What is the definition of the American Dream? Is it the ability to provide a life for your children that is better than the one you had? Is it the opportunity to achieve a higher level of education or a higher paying job than your parents?
In a blog post for the Institute of Family Studies, Anna Sunderland recently reviewed The Revolt of the Elites and the Betrayal of Democracy, a book by Christopher Lasch published posthumously, where he argued that our current definition of the “American Dream” as upward mobility is quite different than the American Dream of the past.
He argued that society was then defined not “by the chance to rise in the social scale so much as the complete absence of a scale that clearly distinguished commoners from gentlemen.”
“Opportunity, as many Americans understood it, was a matter more of intellectual than of material enrichment.”
At this point, equality was not always spoken of in terms of wealth, but also in “the distribution of intelligence and competence…Opportunity, as many Americans understood it, was a matter more of intellectual than of material enrichment.” He also wrote that, “Citizenship appeared to have given even the humbler members of society access to the knowledge and cultivation elsewhere reserved for the privileged classes.”

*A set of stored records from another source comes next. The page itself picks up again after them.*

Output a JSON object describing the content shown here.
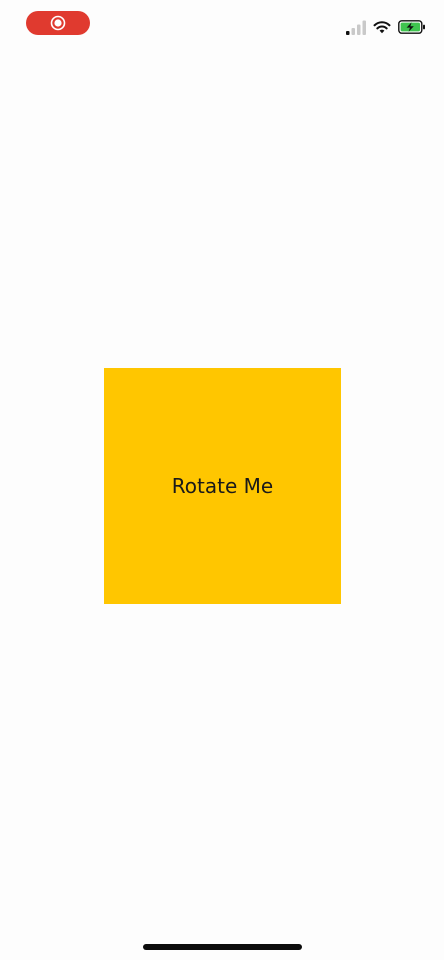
{
  "status_bar": {
    "recording_indicator": {
      "icon": "record-icon",
      "color": "#e03a2f"
    },
    "signal_icon": "signal-icon",
    "wifi_icon": "wifi-icon",
    "battery_icon": "battery-charging-icon",
    "battery_color": "#3fc44f"
  },
  "main": {
    "box_label": "Rotate Me",
    "box_color": "#ffc600"
  }
}
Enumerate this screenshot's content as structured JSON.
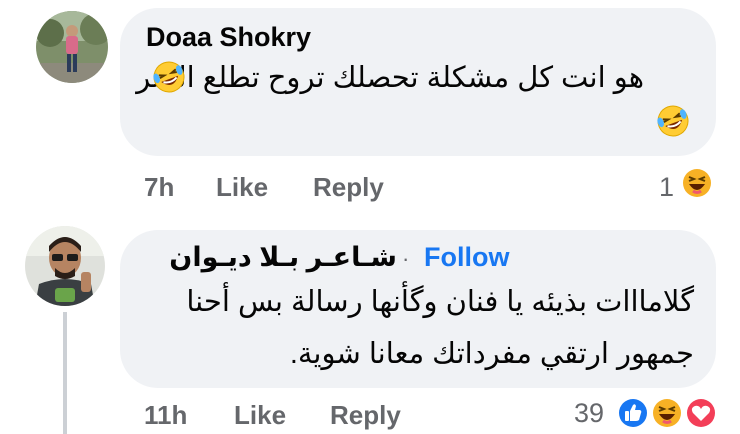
{
  "comments": [
    {
      "author": "Doaa Shokry",
      "text_line1": "هو انت كل مشكلة تحصلك تروح تطلع النمر",
      "time": "7h",
      "like_label": "Like",
      "reply_label": "Reply",
      "reaction_count": "1",
      "reactions": [
        "laughing-emoji-icon"
      ]
    },
    {
      "author": "شـاعـر بـلا ديـوان",
      "follow_label": "Follow",
      "separator": "·",
      "text_line1": "گلامااات بذيئه يا فنان وگأنها رسالة بس أحنا",
      "text_line2": "جمهور ارتقي مفرداتك معانا شوية.",
      "time": "11h",
      "like_label": "Like",
      "reply_label": "Reply",
      "reaction_count": "39",
      "reactions": [
        "like-icon",
        "haha-icon",
        "love-icon"
      ]
    }
  ],
  "colors": {
    "bubble": "#f0f2f5",
    "meta_text": "#65676b",
    "follow_blue": "#1877f2",
    "like_blue": "#1877f2",
    "love_red": "#f33e58",
    "haha_yellow": "#f7b125"
  }
}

Lasch recognized that this idea was not a reality for everyone, although the idea was still pervasive.
Sunderland recognized that increasing opportunities for “civic involvement” and access to quality education are difficult tasks, which may be why they are not always first mentioned when discussing the American Dream. The difficulty though, does not diminish the necessity. She also brings up another point, which Lasch does not mention: strong families.

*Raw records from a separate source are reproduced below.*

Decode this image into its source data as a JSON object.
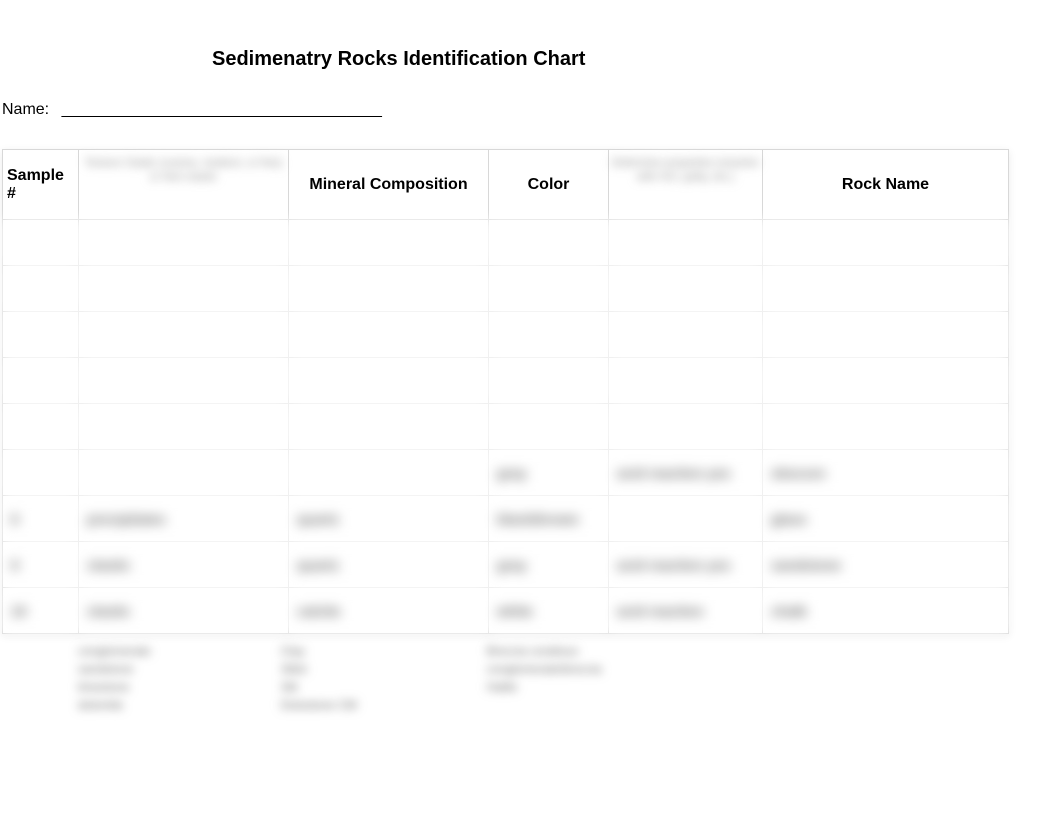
{
  "title": "Sedimenatry Rocks Identification Chart",
  "name_label": "Name:",
  "name_blank": "____________________________________",
  "headers": {
    "sample": "Sample #",
    "texture_blur": "Texture\nClastic (coarse, medium, or fine)\nor\nNon-clastic",
    "mineral": "Mineral Composition",
    "color": "Color",
    "distinct_blur": "Distinctive\nproperties\n(reaction with\nHCl, gritty, etc.)",
    "rockname": "Rock Name"
  },
  "rows": [
    {
      "sample": "",
      "texture": "",
      "mineral": "",
      "color": "",
      "distinct": "",
      "rockname": ""
    },
    {
      "sample": "",
      "texture": "",
      "mineral": "",
      "color": "",
      "distinct": "",
      "rockname": ""
    },
    {
      "sample": "",
      "texture": "",
      "mineral": "",
      "color": "",
      "distinct": "",
      "rockname": ""
    },
    {
      "sample": "",
      "texture": "",
      "mineral": "",
      "color": "",
      "distinct": "",
      "rockname": ""
    },
    {
      "sample": "",
      "texture": "",
      "mineral": "",
      "color": "",
      "distinct": "",
      "rockname": ""
    },
    {
      "sample": "",
      "texture": "",
      "mineral": "",
      "color": "gray",
      "distinct": "acid reaction yes",
      "rockname": "obscure"
    },
    {
      "sample": "6",
      "texture": "precipitates",
      "mineral": "quartz",
      "color": "black/brown",
      "distinct": "",
      "rockname": "glass"
    },
    {
      "sample": "9",
      "texture": "clastic",
      "mineral": "quartz",
      "color": "gray",
      "distinct": "acid reaction yes",
      "rockname": "sandstone"
    },
    {
      "sample": "10",
      "texture": "clastic",
      "mineral": "calcite",
      "color": "white",
      "distinct": "acid reaction",
      "rockname": "chalk"
    }
  ],
  "footer": {
    "col1": [
      "conglomerate",
      "sandstone",
      "limestone",
      "dolomite"
    ],
    "col2": [
      "Clay",
      "Siltst",
      "Silt",
      "Dolostone CM"
    ],
    "col3": [
      "Breccia coralious",
      "conglomerate/breccia",
      "Halite"
    ]
  }
}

“Enabling more Americans to form such families—as most surely hope to do—is yet more complicated than improving schools,” Sunderland writes, “but if we aspire to reviving the American dream as Lasch defines it, then it’s not an optional task.”